#3 – Consumption, business investment and housing construction are not going to rise significantly anytime soon. Baker notes that many observers argue that Americans are not consuming (and thereby driving a more robust recovery) simply because they are pessimistic. The key, they say, is to address that pessimism. Baker says this analysis is wrong. Yes, people are consuming less than they did at the height of the housing bubble, but this is because they have roughly $6 trillion less wealth in the form of housing equity. When consumption is compared to wealth, it remains at very respectable levels.
Similar conclusions can be drawn when it comes to business investment. Though down slightly, current business investment is basically in line with historic levels. Thus, a huge spike is unlikely merely because of some shift in attitude or, say, cuts in tax rates.
It’s the same story with housing. Vacancy rates remain high so the idea of a construction boom leading a new economic resurgence is unlikely. At some point, as population grows, construction will pick up gradually, but don’t look for any big spikes.
#4 – The big villain in the story today is the giant American trade gap – Because the U.S. buys much more abroad than it sells, it is creating demand for goods (and services and workers) there rather than here. In the late nineties, the U.S. filled this gap in demand at home with the flawed mechanism of the stock bubble. In the last decade, it was the housing bubble that filled the gap. Is there a way to solve the problem without creating another unsustainable bubble? Baker says there is, but that both potential solutions are tough sells politically.
The first solution is to run larger federal budget deficits. A federal infrastructure program of $300 to $400 billion per year would do wonders to jumpstart the economy. Baker says the obsession with the deficits is overblown and that the failure of the Obama administration and Congress to produce a sufficiently large stimulus package back in 2009 and 2010 explains much of the current economic malaise. That said, of course, political support for larger deficits seems unlikely to materialize – especially now that the deficit is shrinking rapidly.
In light of this reality, Baker say the only other realistic solution is attack the trade deficit directly through trade negotiations that would lower the value of the dollar. If the U.S. negotiated such an arrangement, the price of domestic goods would fall and the price of foreign goods would rise. Demand for domestic products would surge as would domestic production and employment. Here in North Carolina – the home to countless outsourced factories – this argument makes obvious sense.

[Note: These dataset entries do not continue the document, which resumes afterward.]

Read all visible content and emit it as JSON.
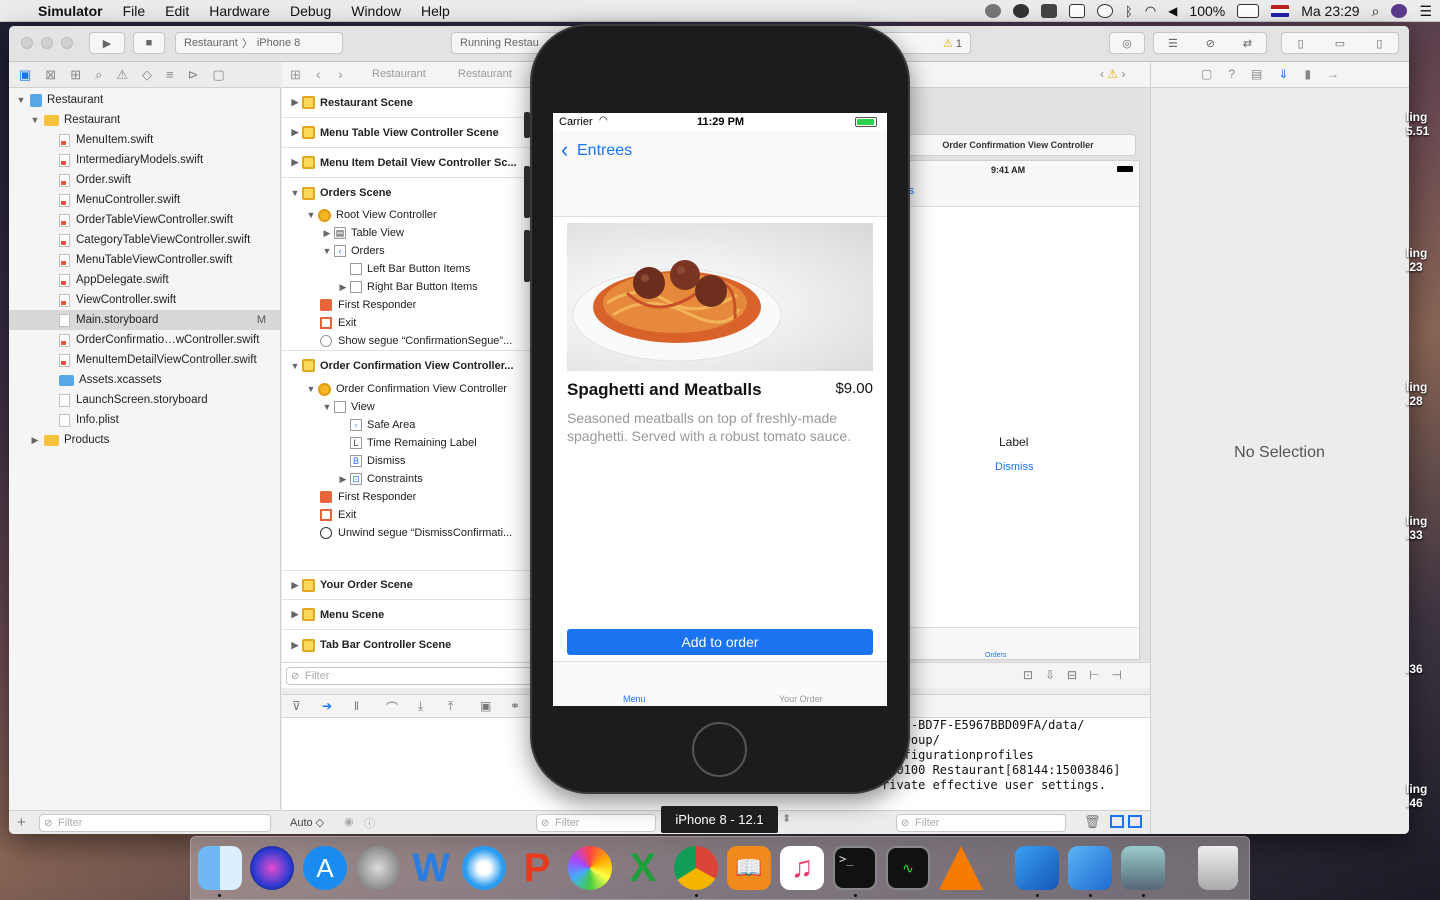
{
  "menubar": {
    "app": "Simulator",
    "items": [
      "File",
      "Edit",
      "Hardware",
      "Debug",
      "Window",
      "Help"
    ],
    "battery": "100%",
    "clock": "Ma 23:29"
  },
  "toolbar": {
    "scheme": "Restaurant",
    "device": "iPhone 8",
    "status": "Running Restau",
    "warnings": "1"
  },
  "jumpbar": {
    "crumb1": "Restaurant",
    "crumb2": "Restaurant"
  },
  "navigator": {
    "items": [
      {
        "label": "Restaurant",
        "type": "project"
      },
      {
        "label": "Restaurant",
        "type": "folder"
      },
      {
        "label": "MenuItem.swift",
        "type": "swift"
      },
      {
        "label": "IntermediaryModels.swift",
        "type": "swift"
      },
      {
        "label": "Order.swift",
        "type": "swift"
      },
      {
        "label": "MenuController.swift",
        "type": "swift"
      },
      {
        "label": "OrderTableViewController.swift",
        "type": "swift"
      },
      {
        "label": "CategoryTableViewController.swift",
        "type": "swift"
      },
      {
        "label": "MenuTableViewController.swift",
        "type": "swift"
      },
      {
        "label": "AppDelegate.swift",
        "type": "swift"
      },
      {
        "label": "ViewController.swift",
        "type": "swift"
      },
      {
        "label": "Main.storyboard",
        "type": "storyboard",
        "badge": "M"
      },
      {
        "label": "OrderConfirmatio…wController.swift",
        "type": "swift"
      },
      {
        "label": "MenuItemDetailViewController.swift",
        "type": "swift"
      },
      {
        "label": "Assets.xcassets",
        "type": "assets"
      },
      {
        "label": "LaunchScreen.storyboard",
        "type": "storyboard"
      },
      {
        "label": "Info.plist",
        "type": "plist"
      },
      {
        "label": "Products",
        "type": "folder"
      }
    ],
    "filter_placeholder": "Filter"
  },
  "outline": {
    "scene_restaurant": "Restaurant Scene",
    "scene_menu_table": "Menu Table View Controller Scene",
    "scene_menu_detail": "Menu Item Detail View Controller Sc...",
    "scene_orders": "Orders Scene",
    "root_vc": "Root View Controller",
    "table_view": "Table View",
    "orders": "Orders",
    "left_bar": "Left Bar Button Items",
    "right_bar": "Right Bar Button Items",
    "first_responder": "First Responder",
    "exit": "Exit",
    "show_segue": "Show segue “ConfirmationSegue”...",
    "scene_order_conf": "Order Confirmation View Controller...",
    "order_conf_vc": "Order Confirmation View Controller",
    "view": "View",
    "safe_area": "Safe Area",
    "time_label": "Time Remaining Label",
    "dismiss": "Dismiss",
    "constraints": "Constraints",
    "first_responder2": "First Responder",
    "exit2": "Exit",
    "unwind_segue": "Unwind segue “DismissConfirmati...",
    "scene_your_order": "Your Order Scene",
    "scene_menu": "Menu Scene",
    "scene_tabbar": "Tab Bar Controller Scene",
    "filter_placeholder": "Filter"
  },
  "canvas": {
    "vc_title": "Order Confirmation View Controller",
    "time": "9:41 AM",
    "nav_fragment": "rs",
    "label": "Label",
    "dismiss": "Dismiss",
    "tab_fragment": "Orders"
  },
  "inspector": {
    "no_selection": "No Selection"
  },
  "debug": {
    "auto": "Auto ◇",
    "filter_placeholder": "Filter",
    "console_lines": [
      "4E6F-BD7F-E5967BBD09FA/data/",
      "emGroup/",
      "configurationprofiles",
      "7+0100 Restaurant[68144:15003846]",
      "rivate effective user settings."
    ],
    "right_filter_placeholder": "Filter"
  },
  "simulator": {
    "carrier": "Carrier",
    "time": "11:29 PM",
    "back_label": "Entrees",
    "item_name": "Spaghetti and Meatballs",
    "price": "$9.00",
    "description": "Seasoned meatballs on top of freshly-made spaghetti. Served with a robust tomato sauce.",
    "add_button": "Add to order",
    "tab_menu": "Menu",
    "tab_your_order": "Your Order",
    "device_label": "iPhone 8 - 12.1"
  },
  "desktop": {
    "labels": [
      "ling\n5.51",
      "ling\n.23",
      "ling\n.28",
      "ling\n.33",
      "\n.36",
      "ling\n.46"
    ]
  },
  "colors": {
    "accent": "#1a74f0",
    "tabActive": "#1a74f0",
    "scene": "#f3b727"
  }
}
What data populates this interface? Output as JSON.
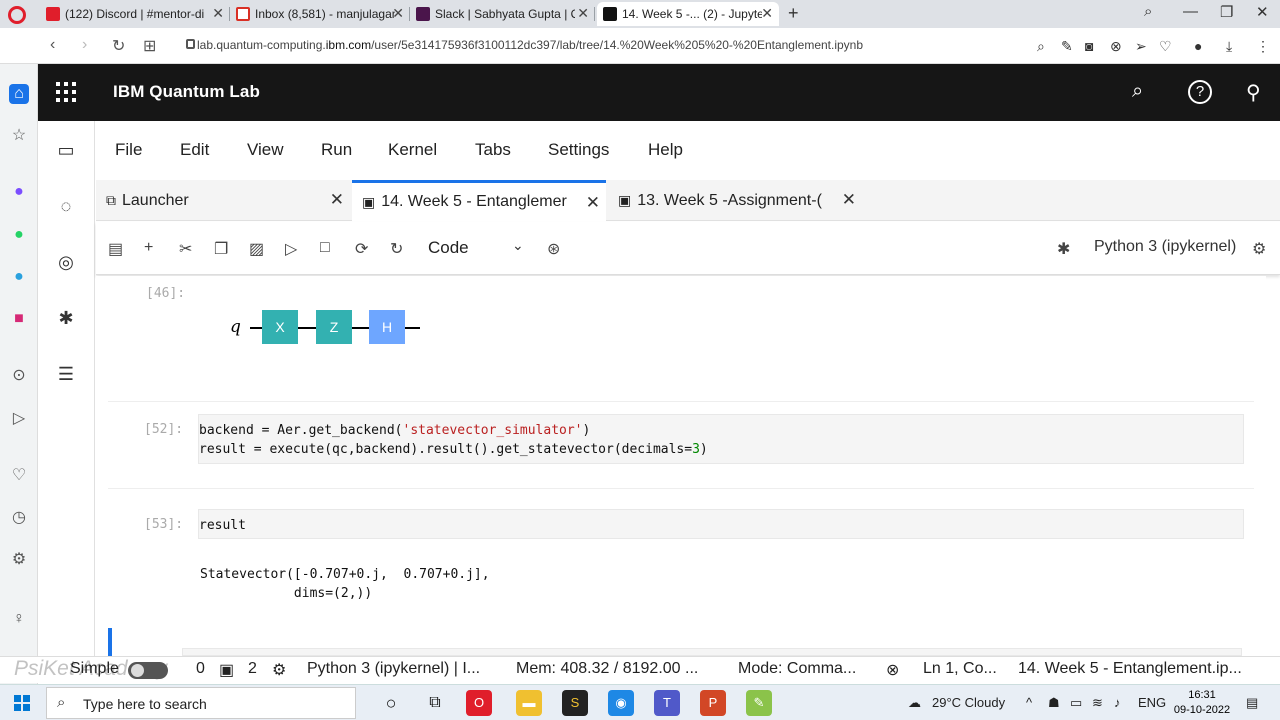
{
  "browser": {
    "tabs": [
      {
        "label": "(122) Discord | #mentor-di",
        "favicon_color": "#e01e2b"
      },
      {
        "label": "Inbox (8,581) - manjulagan",
        "favicon_color": "#d93025"
      },
      {
        "label": "Slack | Sabhyata Gupta | Q",
        "favicon_color": "#4a154b"
      },
      {
        "label": "14. Week 5 -... (2) - Jupyte",
        "favicon_color": "#111111"
      }
    ],
    "new_tab": "+",
    "url_prefix": "lab.quantum-computing.",
    "url_host": "ibm.com",
    "url_path": "/user/5e314175936f3100112dc397/lab/tree/14.%20Week%205%20-%20Entanglement.ipynb"
  },
  "ibm_header": {
    "title": "IBM Quantum Lab"
  },
  "menu": [
    "File",
    "Edit",
    "View",
    "Run",
    "Kernel",
    "Tabs",
    "Settings",
    "Help"
  ],
  "notebook_tabs": [
    {
      "label": "Launcher",
      "icon": "launcher-icon"
    },
    {
      "label": "14. Week 5 - Entanglemer",
      "icon": "notebook-icon"
    },
    {
      "label": "13. Week 5 -Assignment-(",
      "icon": "notebook-icon"
    }
  ],
  "toolbar": {
    "cell_type": "Code",
    "kernel": "Python 3 (ipykernel)"
  },
  "cells": {
    "c46": {
      "prompt": "[46]:",
      "circuit": {
        "qubit": "q",
        "gates": [
          "X",
          "Z",
          "H"
        ],
        "gate_colors": [
          "#33b1b1",
          "#33b1b1",
          "#6ea6ff"
        ]
      }
    },
    "c52": {
      "prompt": "[52]:",
      "line1_a": "backend = Aer.get_backend(",
      "line1_str": "'statevector_simulator'",
      "line1_b": ")",
      "line2_a": "result = execute(qc,backend).result().get_statevector(decimals=",
      "line2_num": "3",
      "line2_b": ")"
    },
    "c53": {
      "prompt": "[53]:",
      "input": "result",
      "output_line1": "Statevector([-0.707+0.j,  0.707+0.j],",
      "output_line2": "            dims=(2,))"
    }
  },
  "statusbar": {
    "watermark": "PsiKet Academy",
    "mode_label": "Simple",
    "count_a": "0",
    "count_b": "2",
    "kernel": "Python 3 (ipykernel) | I...",
    "mem": "Mem: 408.32 / 8192.00 ...",
    "mode": "Mode: Comma...",
    "position": "Ln 1, Co...",
    "filename": "14. Week 5 - Entanglement.ip..."
  },
  "taskbar": {
    "search_placeholder": "Type here to search",
    "weather": "29°C Cloudy",
    "language": "ENG",
    "time": "16:31",
    "date": "09-10-2022"
  }
}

#5 – The chief roadblock to lowering the dollar and the trade gap is the corporate lobbying machine – Unfortunately, and as you might have guessed, many giant American corporations are resistant to such an approach. Wal-Mart and other giant retailers want to keep their flow of cheap, foreign goods. Computer and drug companies want trade negotiators to press for other concessions from China and other partners over things like patents and trademarks. Thus, while lowering the dollar is always on the Obama administration’s “to do” list, it never rises to the top.
The good news in Baker’s story is this: The U.S. has the tools at its disposal to address its economic malaise. Economies are complex beasts, but they are not divine; we know much about what makes them tick and have the capacity to construct them in such a way so as to benefit the masses. What we lack right now is the political will to overcome the power of the corporate lobbying establishment and the market fundamentalist ideologues that do their bidding. Let’s hope that, as more and more people hear Baker’s common sense analyses, that’s an equation that begins to change.